Published:Thursday | July 11, 2019 | 12:19 AMNickoy Wilson/Gleaner Writer

Members of the joint select committee reviewing the Data Protection Bill are recommending that journalism be defined within the body of the bill with consideration for how the media landscape has changed.

Last year, the Press Association of Jamaica made a call for the media to be exempted from the Data Protection Bill.

It said the enactment of the bill in its current form would likely generate challenges to the publication of important stories, which would necessitate expensive and time-consuming court proceedings.

Speaking at the committee meeting held yesterday at Gordon House in Kingston, committee member Julian Robinson said that there must be distinction between the practice of journalism to protect freedom of expression versus a company merely involved in journalistic pursuits.

“Let’s say TVJ is involved in a whole set of activities in journalism, broadcasting, all of that. TVJ should not be exempt from the legislation, but someone who is practising journalism collecting information that may be confidential, sensitive, etcetera, that element is what we are saying should be exempt. Is that what we are saying?” said Robinson, the member of parliament for South East St Andrew.

A similar question was posed by Senator Robert Morgan.

“If you are practising journalism and you’re collecting personal data from members of the public, ... you could also use that data to assist you in your other business of, let’s say, social media marketing. Does the law contemplate making it very clear that though we are seeking to protect that expression, the entity that is doing the journalism work [cannot use] that data in other associated businesses?” he asked.

In response, Chief Technical Director Wahkeem Murray said that provisions would be included to address these concerns.

“They wouldn’t be allowed by the bill, as it is now written, to do that because what is protected is journalism, literary, artistic material. So to the extent that you collect personal data and you might use it for a piece, whether it’s something that you’re blogging, an article in a newspaper, or whatever, then that would fall within the context of the clause and the exemptions that we’re speaking about.
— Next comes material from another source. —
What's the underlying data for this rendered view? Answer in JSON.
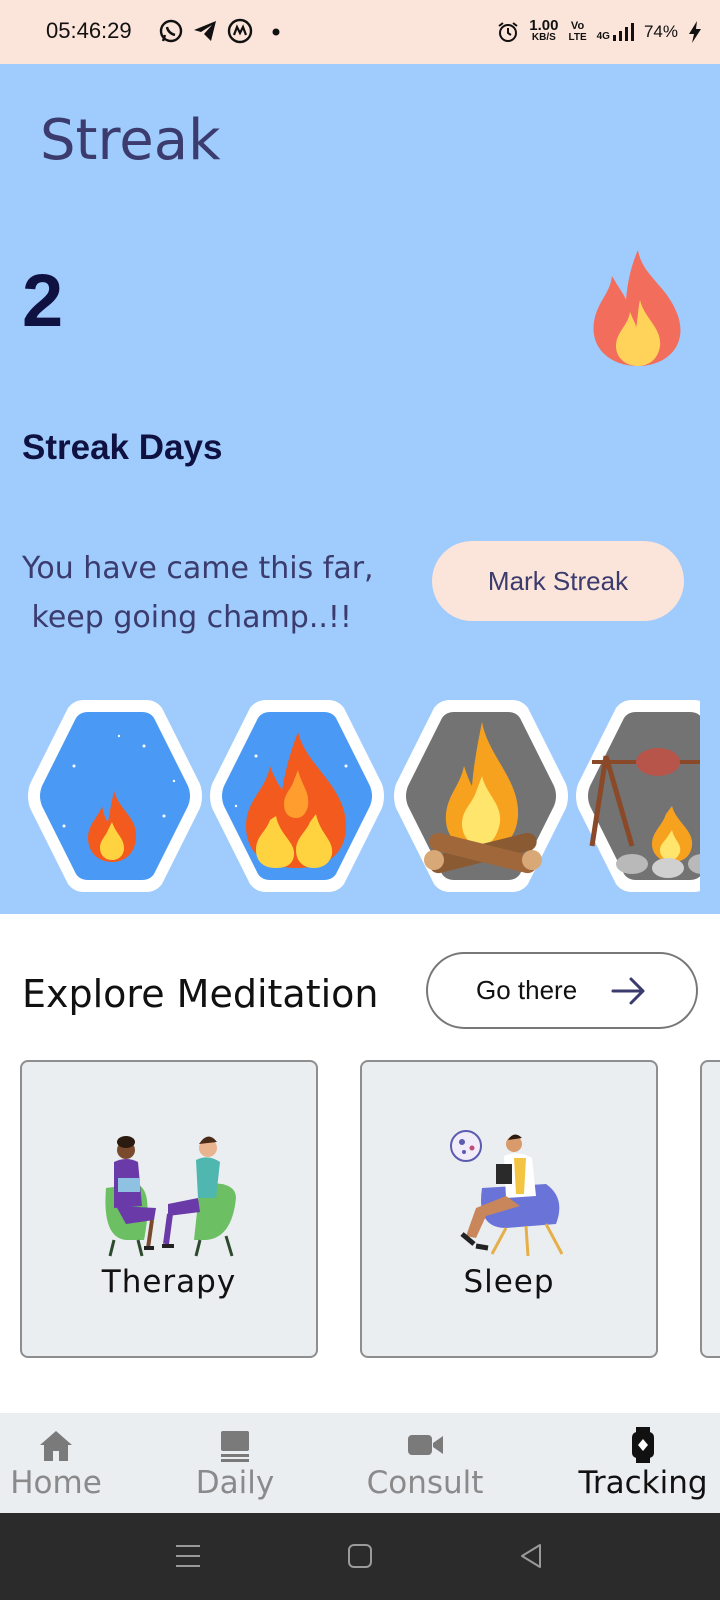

When you start using that personal data for something other than journalism, artistic, or literary material, then you’d be running afoul of the legislation.”

The committee, which had not met since March last year, is scheduled to meet again on July 24.